I didn’t find out until years later that he was called a rainbow baby, but we found out nine years ago, on New Year’s Eve 2010, that Gait was going to join our family. It is easy to misunderstand the term and think that having a rainbow baby means that the storm has passed and only joy remains. That is too much to put on such tiny shoulders. No, the storms still come, but rainbows, and these babies, remind us of the promise that, though the water shall rise, we shall not be overcome. Even in the deepest dark, there is still room for light. This is what my third child has shone me. No, he wasn’t the one who made me a mother and taught me the depth of loving another heart that is both a part of me and beyond my reach, and he’s not the one whose soul print remains forever on my chest where she breathed her last breaths, but he is the one who showed me that my heart could learn new love again. That life is unexpected and beyond my control, but that just when I feel I cannot go any further, I can turn the corner and see home on the horizon.

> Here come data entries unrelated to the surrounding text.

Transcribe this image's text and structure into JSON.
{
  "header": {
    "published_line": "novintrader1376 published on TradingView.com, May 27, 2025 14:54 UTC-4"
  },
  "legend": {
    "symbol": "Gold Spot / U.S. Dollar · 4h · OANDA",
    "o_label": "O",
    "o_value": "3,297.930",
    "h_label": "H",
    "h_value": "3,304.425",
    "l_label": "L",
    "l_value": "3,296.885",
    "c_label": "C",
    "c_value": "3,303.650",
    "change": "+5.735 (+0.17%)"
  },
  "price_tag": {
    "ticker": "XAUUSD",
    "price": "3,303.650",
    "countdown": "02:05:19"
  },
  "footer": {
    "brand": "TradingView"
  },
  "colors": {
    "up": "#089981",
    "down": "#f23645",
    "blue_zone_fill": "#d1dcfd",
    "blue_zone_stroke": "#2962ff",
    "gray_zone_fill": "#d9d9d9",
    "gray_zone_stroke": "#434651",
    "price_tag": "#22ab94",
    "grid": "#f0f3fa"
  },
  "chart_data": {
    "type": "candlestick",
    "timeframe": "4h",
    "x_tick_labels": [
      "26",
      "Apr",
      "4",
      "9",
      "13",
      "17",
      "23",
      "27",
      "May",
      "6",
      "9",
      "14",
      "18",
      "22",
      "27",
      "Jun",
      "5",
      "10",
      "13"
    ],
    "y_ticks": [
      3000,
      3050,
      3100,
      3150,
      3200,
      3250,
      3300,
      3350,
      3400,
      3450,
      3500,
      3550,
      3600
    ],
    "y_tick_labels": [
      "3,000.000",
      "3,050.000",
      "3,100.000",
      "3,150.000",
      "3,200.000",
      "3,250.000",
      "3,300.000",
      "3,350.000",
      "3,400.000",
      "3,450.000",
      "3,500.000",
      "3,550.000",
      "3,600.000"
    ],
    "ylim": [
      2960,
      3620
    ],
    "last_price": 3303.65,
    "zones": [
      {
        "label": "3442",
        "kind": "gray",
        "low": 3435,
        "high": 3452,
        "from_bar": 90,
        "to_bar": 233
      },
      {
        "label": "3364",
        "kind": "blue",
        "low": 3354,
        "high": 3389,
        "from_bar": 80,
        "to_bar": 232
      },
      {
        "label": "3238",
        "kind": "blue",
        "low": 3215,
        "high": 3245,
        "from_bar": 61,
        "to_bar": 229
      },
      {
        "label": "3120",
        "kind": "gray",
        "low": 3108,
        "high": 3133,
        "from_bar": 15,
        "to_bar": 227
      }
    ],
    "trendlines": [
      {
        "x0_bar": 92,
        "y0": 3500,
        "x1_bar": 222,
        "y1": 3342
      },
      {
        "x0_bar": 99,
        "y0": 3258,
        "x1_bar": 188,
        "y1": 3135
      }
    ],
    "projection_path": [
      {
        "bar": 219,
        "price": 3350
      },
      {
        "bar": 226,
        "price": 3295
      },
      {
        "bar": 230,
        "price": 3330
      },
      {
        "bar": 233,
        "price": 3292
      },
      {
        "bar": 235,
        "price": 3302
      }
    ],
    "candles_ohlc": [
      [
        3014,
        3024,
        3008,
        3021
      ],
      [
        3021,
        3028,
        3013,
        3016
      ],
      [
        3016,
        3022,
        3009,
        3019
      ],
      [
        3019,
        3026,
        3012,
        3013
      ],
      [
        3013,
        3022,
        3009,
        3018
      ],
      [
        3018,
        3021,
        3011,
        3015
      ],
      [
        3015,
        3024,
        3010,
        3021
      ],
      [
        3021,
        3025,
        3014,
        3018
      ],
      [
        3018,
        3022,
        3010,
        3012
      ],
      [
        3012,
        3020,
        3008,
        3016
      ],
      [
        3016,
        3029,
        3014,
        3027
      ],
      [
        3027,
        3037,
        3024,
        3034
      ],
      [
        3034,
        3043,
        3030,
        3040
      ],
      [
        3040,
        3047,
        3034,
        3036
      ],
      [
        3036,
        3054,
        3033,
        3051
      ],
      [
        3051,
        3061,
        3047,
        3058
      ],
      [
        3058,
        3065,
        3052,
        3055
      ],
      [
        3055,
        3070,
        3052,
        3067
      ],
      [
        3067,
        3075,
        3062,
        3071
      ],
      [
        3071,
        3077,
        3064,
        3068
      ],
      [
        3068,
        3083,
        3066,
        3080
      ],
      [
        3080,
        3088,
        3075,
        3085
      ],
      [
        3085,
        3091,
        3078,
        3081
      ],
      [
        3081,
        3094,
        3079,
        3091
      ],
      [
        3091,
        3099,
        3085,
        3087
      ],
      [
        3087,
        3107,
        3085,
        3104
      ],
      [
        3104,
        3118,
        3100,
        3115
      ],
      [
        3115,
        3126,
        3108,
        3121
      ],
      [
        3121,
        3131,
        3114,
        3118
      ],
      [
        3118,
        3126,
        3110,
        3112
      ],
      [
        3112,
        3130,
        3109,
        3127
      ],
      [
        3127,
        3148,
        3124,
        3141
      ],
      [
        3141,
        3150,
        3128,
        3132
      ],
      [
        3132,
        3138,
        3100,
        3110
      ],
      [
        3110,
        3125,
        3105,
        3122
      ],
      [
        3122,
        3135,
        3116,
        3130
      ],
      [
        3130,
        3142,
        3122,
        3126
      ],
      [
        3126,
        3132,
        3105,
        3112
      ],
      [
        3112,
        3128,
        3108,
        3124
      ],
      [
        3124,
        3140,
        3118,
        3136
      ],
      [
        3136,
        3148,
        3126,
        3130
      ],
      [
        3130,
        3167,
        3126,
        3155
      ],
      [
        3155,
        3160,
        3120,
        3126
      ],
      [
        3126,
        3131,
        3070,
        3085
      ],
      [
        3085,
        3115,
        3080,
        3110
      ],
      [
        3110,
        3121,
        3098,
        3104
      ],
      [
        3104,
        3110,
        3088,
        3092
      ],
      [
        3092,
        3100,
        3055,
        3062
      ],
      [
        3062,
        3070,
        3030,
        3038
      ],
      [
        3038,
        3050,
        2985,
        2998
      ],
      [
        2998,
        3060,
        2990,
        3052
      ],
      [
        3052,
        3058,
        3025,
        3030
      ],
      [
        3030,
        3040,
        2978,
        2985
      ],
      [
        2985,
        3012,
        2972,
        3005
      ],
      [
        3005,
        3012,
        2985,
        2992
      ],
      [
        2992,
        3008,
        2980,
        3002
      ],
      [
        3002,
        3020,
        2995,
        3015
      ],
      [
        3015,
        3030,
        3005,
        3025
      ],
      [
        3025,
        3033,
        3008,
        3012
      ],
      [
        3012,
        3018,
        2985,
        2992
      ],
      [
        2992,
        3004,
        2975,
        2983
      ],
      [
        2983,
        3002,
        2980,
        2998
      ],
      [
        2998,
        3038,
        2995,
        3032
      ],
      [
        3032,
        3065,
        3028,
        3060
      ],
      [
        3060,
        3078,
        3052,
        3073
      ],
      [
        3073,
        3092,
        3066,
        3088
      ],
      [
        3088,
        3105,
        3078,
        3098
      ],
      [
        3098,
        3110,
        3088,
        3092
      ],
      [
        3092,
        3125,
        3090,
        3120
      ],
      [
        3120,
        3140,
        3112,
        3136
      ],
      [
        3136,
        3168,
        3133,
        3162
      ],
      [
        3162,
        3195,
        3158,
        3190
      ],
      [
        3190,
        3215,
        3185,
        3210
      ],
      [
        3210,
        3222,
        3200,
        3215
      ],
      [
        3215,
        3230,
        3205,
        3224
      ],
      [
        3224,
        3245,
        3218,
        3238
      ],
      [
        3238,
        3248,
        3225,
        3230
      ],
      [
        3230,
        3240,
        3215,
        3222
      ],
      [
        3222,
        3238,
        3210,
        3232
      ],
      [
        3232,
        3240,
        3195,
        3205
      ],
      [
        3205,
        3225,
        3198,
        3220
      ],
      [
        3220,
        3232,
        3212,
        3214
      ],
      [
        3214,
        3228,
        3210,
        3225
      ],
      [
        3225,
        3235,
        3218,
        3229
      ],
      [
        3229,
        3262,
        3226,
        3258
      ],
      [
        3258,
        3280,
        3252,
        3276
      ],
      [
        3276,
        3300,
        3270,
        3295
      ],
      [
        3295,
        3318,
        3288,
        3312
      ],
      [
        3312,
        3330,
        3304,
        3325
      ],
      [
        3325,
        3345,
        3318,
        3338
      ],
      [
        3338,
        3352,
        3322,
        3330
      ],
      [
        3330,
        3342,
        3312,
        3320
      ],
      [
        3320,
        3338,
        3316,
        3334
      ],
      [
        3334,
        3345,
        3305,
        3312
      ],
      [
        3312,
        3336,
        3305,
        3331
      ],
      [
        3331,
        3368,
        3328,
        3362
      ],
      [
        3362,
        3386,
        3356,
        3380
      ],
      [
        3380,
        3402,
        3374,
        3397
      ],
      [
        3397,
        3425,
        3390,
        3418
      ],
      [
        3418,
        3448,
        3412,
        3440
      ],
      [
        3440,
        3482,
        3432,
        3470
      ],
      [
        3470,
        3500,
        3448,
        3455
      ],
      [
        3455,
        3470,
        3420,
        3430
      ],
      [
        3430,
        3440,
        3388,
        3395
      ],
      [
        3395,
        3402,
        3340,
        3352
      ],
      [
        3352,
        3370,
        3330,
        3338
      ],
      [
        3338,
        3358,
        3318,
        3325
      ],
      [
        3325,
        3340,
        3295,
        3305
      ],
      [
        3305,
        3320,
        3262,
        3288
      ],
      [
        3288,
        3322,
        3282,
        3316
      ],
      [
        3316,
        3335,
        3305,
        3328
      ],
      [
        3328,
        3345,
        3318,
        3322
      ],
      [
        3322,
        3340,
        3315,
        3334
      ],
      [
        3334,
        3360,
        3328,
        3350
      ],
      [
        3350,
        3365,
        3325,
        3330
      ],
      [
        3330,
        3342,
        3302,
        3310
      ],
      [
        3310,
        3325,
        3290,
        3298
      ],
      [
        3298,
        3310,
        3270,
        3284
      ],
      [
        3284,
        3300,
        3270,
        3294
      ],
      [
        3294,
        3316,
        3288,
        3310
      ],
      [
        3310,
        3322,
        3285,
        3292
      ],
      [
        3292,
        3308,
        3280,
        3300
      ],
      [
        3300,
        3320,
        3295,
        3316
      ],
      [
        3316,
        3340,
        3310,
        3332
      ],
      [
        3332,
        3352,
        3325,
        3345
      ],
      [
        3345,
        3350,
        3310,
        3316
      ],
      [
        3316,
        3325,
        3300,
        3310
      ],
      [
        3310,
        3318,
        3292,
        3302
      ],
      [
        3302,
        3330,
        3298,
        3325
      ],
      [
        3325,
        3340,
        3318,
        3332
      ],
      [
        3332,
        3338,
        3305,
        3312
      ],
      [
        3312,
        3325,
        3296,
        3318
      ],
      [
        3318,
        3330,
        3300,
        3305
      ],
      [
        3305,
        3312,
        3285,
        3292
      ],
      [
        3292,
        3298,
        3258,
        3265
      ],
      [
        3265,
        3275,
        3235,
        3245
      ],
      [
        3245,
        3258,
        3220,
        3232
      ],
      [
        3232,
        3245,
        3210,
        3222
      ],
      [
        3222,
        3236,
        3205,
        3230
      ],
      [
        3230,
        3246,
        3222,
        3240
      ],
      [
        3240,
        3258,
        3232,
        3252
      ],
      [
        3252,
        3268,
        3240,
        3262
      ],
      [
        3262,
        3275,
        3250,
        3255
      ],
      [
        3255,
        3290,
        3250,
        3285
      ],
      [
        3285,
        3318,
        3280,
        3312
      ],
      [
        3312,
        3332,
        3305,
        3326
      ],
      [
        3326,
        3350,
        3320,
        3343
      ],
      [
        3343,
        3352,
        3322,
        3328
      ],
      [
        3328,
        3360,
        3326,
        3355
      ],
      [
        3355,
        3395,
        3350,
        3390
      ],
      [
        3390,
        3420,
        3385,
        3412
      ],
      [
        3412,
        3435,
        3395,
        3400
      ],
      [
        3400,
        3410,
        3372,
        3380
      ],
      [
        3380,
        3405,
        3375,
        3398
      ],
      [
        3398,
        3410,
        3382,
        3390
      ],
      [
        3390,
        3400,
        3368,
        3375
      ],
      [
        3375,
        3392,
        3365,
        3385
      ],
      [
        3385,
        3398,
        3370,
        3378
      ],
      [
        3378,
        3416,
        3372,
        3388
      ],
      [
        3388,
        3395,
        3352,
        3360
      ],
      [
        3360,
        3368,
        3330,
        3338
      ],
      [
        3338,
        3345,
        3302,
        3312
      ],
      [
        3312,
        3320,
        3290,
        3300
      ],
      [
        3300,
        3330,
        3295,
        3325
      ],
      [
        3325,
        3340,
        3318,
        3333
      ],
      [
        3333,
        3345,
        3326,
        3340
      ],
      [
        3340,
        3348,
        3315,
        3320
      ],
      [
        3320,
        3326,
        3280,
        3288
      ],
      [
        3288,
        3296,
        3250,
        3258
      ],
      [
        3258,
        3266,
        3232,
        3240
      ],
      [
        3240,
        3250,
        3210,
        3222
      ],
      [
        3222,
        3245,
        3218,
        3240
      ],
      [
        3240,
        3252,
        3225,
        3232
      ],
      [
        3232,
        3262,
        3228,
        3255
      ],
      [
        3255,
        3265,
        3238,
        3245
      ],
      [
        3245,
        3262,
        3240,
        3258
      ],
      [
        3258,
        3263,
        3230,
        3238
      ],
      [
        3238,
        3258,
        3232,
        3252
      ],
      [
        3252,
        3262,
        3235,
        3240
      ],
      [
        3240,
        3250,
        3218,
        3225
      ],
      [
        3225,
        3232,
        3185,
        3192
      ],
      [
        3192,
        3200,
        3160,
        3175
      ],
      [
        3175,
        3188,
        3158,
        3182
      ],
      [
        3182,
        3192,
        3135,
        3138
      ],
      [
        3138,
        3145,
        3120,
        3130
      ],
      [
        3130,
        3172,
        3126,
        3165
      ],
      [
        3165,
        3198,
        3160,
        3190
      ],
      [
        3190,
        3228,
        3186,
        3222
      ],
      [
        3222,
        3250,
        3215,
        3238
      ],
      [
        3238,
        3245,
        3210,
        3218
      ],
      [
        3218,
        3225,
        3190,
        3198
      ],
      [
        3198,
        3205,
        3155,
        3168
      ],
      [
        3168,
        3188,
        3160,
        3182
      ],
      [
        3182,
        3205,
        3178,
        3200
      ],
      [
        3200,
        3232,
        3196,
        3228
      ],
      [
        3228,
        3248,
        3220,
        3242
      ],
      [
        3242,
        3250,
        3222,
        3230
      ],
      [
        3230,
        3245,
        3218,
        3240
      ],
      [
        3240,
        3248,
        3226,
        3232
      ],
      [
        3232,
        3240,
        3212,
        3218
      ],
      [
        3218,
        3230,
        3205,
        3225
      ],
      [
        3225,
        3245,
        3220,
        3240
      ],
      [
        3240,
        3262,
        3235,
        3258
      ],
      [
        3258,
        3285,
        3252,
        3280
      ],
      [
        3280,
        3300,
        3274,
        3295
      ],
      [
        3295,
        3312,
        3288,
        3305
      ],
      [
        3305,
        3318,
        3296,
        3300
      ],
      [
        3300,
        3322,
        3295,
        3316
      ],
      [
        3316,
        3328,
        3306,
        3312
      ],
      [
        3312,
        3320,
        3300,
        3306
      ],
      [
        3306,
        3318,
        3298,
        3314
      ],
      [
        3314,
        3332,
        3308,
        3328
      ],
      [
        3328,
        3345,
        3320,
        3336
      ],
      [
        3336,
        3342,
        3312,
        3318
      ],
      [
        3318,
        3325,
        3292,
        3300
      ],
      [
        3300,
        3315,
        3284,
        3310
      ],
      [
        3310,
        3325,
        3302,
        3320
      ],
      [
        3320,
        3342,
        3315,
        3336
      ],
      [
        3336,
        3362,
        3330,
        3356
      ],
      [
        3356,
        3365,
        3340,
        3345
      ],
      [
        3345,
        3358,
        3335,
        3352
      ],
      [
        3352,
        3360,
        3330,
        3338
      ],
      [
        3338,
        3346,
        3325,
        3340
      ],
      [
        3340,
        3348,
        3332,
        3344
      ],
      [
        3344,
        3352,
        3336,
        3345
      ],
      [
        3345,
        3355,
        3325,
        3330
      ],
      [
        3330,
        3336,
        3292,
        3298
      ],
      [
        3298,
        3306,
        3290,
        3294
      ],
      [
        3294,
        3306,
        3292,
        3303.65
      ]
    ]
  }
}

I’d like to say that the other nine years of this past decade have been smooth and so filled with God’s bountiful blessings that it is easy to see His plan as it unfolds, but those words would not be true.

Yes, there have been blessings. Watching Gait and McKinley grow and spread their light in this world is a joy and a miracle. Feeling deep connection with other souls, in joy and in sorrow, has filled me with a love for humanity and a glimpse of God’s grace that leaves me speechless. Having the love of my husband and for my husband that has withstood trials we could never have believed is a gift beyond what we could have imagined when we promised our lives to each other.  Though it’s not always easy, I have learned to laugh again.

But there has been darkness too. This world of ours is just so broken. We’ve lost friends and family. We’ve been hurt by people we love, and I am sure we have hurt others as well. We have gone through physical, emotional, financial, and spiritual trials. We have had to watch our children walk through pain we could not take from them. It doesn’t feel right after the loss we have sustained, and sometimes I have been filled with anger over the things I cannot change.

Sometimes I have been embittered as the darkness in this world closes in, but then, just at the last second, a spark of light catches my eye. A friend with a kind word. A warm breeze on my skin. The laughter of my children. Unexpected Grace. Forgiveness. The sunshine. The thunderstorms. The rainbows.

I don’t know what this coming decade will bring. I grieve all that I have lost in the last one, even as I celebrate all I have been given. I dare not imagine the next ten years. How could I even begin to after the things I have seen and come to know? But I am here, and I am as ready as I can be in this human body of mine. And I choose Joy. I choose Grace. I choose Light. I choose Love. I choose to walk by faith even when I cannot see.


Want to see more blogs like this and get notifications on local events and happenings? Subscribe to Triad Moms on Main’s free weekly newsletters here.